THE TASK - Repeat the records exactly, with one exception: no images.

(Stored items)
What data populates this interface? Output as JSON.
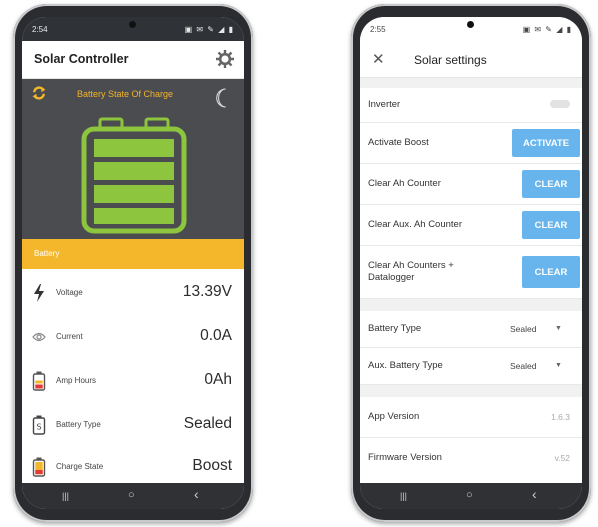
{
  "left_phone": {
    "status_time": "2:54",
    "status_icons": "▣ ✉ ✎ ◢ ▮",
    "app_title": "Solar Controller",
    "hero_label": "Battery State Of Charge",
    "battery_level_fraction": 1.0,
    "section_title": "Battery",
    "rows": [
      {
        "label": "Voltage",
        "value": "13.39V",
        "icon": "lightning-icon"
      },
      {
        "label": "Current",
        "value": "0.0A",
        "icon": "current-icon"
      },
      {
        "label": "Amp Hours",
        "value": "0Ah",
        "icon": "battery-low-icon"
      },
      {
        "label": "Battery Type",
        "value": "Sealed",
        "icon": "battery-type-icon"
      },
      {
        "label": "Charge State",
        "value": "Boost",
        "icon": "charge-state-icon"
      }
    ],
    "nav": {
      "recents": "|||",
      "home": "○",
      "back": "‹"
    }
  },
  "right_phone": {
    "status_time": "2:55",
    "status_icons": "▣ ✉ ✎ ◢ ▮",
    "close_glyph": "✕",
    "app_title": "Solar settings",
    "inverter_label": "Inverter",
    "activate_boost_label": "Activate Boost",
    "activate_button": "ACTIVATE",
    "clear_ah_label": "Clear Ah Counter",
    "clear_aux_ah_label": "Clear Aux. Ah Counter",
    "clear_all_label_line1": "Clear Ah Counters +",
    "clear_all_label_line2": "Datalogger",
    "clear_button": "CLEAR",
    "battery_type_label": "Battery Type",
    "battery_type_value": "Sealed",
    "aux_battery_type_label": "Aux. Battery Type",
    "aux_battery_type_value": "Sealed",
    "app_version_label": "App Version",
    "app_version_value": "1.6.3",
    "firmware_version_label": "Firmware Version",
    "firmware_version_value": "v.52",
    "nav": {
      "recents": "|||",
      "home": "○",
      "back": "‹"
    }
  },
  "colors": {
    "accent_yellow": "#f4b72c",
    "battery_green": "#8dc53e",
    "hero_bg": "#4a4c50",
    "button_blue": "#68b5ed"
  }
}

RESPONSE BOX -
What data populates this interface? Output as JSON.
{
  "left_phone": {
    "status_time": "2:54",
    "status_icons": "▣ ✉ ✎ ◢ ▮",
    "app_title": "Solar Controller",
    "hero_label": "Battery State Of Charge",
    "battery_level_fraction": 1.0,
    "section_title": "Battery",
    "rows": [
      {
        "label": "Voltage",
        "value": "13.39V",
        "icon": "lightning-icon"
      },
      {
        "label": "Current",
        "value": "0.0A",
        "icon": "current-icon"
      },
      {
        "label": "Amp Hours",
        "value": "0Ah",
        "icon": "battery-low-icon"
      },
      {
        "label": "Battery Type",
        "value": "Sealed",
        "icon": "battery-type-icon"
      },
      {
        "label": "Charge State",
        "value": "Boost",
        "icon": "charge-state-icon"
      }
    ],
    "nav": {
      "recents": "|||",
      "home": "○",
      "back": "‹"
    }
  },
  "right_phone": {
    "status_time": "2:55",
    "status_icons": "▣ ✉ ✎ ◢ ▮",
    "close_glyph": "✕",
    "app_title": "Solar settings",
    "inverter_label": "Inverter",
    "activate_boost_label": "Activate Boost",
    "activate_button": "ACTIVATE",
    "clear_ah_label": "Clear Ah Counter",
    "clear_aux_ah_label": "Clear Aux. Ah Counter",
    "clear_all_label_line1": "Clear Ah Counters +",
    "clear_all_label_line2": "Datalogger",
    "clear_button": "CLEAR",
    "battery_type_label": "Battery Type",
    "battery_type_value": "Sealed",
    "aux_battery_type_label": "Aux. Battery Type",
    "aux_battery_type_value": "Sealed",
    "app_version_label": "App Version",
    "app_version_value": "1.6.3",
    "firmware_version_label": "Firmware Version",
    "firmware_version_value": "v.52",
    "nav": {
      "recents": "|||",
      "home": "○",
      "back": "‹"
    }
  },
  "colors": {
    "accent_yellow": "#f4b72c",
    "battery_green": "#8dc53e",
    "hero_bg": "#4a4c50",
    "button_blue": "#68b5ed"
  }
}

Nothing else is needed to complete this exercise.